TORONTO — Martin Brodeur is ready to take a backup role, and the future Hall of Famer is well aware he may have no other option.
An unrestricted free agent on July 1, the 42-year-old goaltender has a list of teams he’ll sign with and his agent has already been in contact with “a few” clubs since the free agent interview window opened June 25. But the phone isn’t exactly ringing off the hook for the winningest goaltender in NHL history.
“For me, I’m not a priority for teams. There is a specific role that I want, and there’s only certain teams that I’d like to go to, so we’re taking our time,” Brodeur told Sportsnet Thursday night at Rogers Centre, where he attended a Blue Jays game as part of the Joe Carter Classic charity golf tournament. “I’m seeing what opportunities present themselves. I have a lot of respect for the Devils. Whatever is going to happen will happen.”
Unfortunately for Brodeur, this summer is a buyer’s market for goalies. Ryan Miller and Jonas Hiller should have the lead on No. 1 jobs, while Brodeur finds himself as one of a number of free-agent netminders past age 30, including the likes of Tim Thomas, Evgeni Nabokov, Ray Emery, Ilya Bryzgalov and Scott Clemmensen. Toss in younger backups like Chad Johnson, Thomas Greiss, Al Montoya and Justin Peters – or trade chips like Cam Ward and James Reimer – and teams looking to fill their crease have plenty of choices.
Brodeur hasn’t quite closed the door on the only team he has ever played for. But with the Devils’ Cory Schneider wanting assurance that he is the No. 1 in New Jersey, Brodeur is prepared to take a backup role if he can sign with a contender and have a shot at a fourth championship.
“If I get a job as a No. 1, I think I’m able to handle the workload of 50 to 60 games. If I don’t, and I get a backup job on a team I feel has a chance to win the Stanley Cup, anything between 20 to 30 games I’d be comfortable with in the right situation,” said Brodeur.
After backstopping the Devils to the 2012 Cup final, Brodeur dipped his toe into the free-agent pool a couple of summers ago, but quickly re-signed with the Devils for two years and $9 million. He hasn’t been back to the playoffs since.
Swapping starts with Schneider in 2013-14, the four-time Vezina Trophy winner went 19-14-6, posting three shutouts, a 2.51 goals-against average and a .901 save percentage, the latter a career worst.
But as he mingled Thursday night at the baseball game — chatting with Gordie Howe and Tim Leiweke and posing for photos with kids – Brodeur sounded both optimistic and realistic.
“I want to play the game. I understand my age, for people, is a big deal, but I stayed healthy all year. I played 39 games. Didn’t miss a practice. Didn’t miss a game. I was pretty happy about that,” he said.
“My body responded, and my mind is ready to go again.
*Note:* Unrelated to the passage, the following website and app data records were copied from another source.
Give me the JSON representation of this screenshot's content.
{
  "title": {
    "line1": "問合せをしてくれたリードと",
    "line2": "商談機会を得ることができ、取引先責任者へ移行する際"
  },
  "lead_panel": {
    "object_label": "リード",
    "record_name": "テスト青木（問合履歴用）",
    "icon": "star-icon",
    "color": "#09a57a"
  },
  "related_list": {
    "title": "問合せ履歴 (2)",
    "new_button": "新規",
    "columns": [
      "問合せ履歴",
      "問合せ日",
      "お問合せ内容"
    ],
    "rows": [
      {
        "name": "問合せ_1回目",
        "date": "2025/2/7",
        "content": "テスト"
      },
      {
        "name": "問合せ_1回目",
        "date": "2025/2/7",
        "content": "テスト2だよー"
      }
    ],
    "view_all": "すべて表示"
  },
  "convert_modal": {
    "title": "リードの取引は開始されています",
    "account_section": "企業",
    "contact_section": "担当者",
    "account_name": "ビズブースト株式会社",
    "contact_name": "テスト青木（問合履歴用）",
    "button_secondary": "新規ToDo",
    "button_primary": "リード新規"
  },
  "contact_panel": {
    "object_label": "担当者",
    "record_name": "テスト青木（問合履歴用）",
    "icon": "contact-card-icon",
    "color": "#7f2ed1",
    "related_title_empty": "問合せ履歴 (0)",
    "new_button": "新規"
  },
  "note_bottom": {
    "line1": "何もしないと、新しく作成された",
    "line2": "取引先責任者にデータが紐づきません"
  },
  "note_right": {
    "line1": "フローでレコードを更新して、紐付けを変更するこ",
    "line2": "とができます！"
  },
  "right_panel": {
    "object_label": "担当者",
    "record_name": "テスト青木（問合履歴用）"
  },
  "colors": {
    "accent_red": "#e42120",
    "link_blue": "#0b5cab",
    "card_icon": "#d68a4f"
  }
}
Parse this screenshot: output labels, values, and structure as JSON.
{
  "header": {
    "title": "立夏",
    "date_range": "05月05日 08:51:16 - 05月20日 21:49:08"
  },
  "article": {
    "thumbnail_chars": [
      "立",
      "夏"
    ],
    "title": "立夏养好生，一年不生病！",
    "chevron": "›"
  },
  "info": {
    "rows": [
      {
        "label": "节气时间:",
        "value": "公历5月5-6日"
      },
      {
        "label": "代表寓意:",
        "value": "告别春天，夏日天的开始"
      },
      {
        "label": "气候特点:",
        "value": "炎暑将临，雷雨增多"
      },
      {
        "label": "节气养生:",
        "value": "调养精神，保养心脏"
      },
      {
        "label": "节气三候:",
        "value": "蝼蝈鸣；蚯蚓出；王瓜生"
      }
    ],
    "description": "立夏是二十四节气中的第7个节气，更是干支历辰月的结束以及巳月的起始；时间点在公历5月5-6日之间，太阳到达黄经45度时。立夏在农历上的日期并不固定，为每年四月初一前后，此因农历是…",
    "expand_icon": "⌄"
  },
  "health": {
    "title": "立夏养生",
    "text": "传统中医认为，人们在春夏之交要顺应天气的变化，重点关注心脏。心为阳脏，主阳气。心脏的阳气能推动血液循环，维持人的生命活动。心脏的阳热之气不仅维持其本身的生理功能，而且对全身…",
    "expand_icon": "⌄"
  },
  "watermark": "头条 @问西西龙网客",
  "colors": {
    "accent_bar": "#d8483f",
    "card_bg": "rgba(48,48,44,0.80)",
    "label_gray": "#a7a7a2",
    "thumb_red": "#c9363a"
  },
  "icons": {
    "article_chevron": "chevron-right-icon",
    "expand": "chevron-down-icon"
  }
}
I’m excited about the new challenge that’s going to come in front of me.”
On which NHL goaltender most impresses Brodeur with his passing ability:
“There’s a bunch of goalies that are really effective. I saw Ben Bishop play. For his size and the way he plays the game, it’s pretty impressive the way he’s able to move the puck.”
On watching Henrik Lundqvist fall victim to the Kings in the Stanley Cup Final, as Brodeur did in 2012:
“Winning a Stanley Cup is a hard thing. They relied on him a little too much for my liking, had I been in net for the Rangers. Every night he looked like he was under siege, but he performed really well under the gun. The Kings were just the better team.”
On the 2014 Hockey Hall of Fame class:
“All guys I played against, so it’s very cool to see. Dominik Hasek, at one point in his career it was him winning the Vezina and me being the runner-up for like four years in a row. We have a great relationship, he’s a great goalie, and now he’s a Hall of Famer.”
On playing with fellow 42-year-old Jaromir Jagr:
“It was fun. We came from the same draft year, so we could relate to a lot of things. Now it’s hard to relate to some of the young players coming into the league, so we really bonded really well as teammates and as friends.”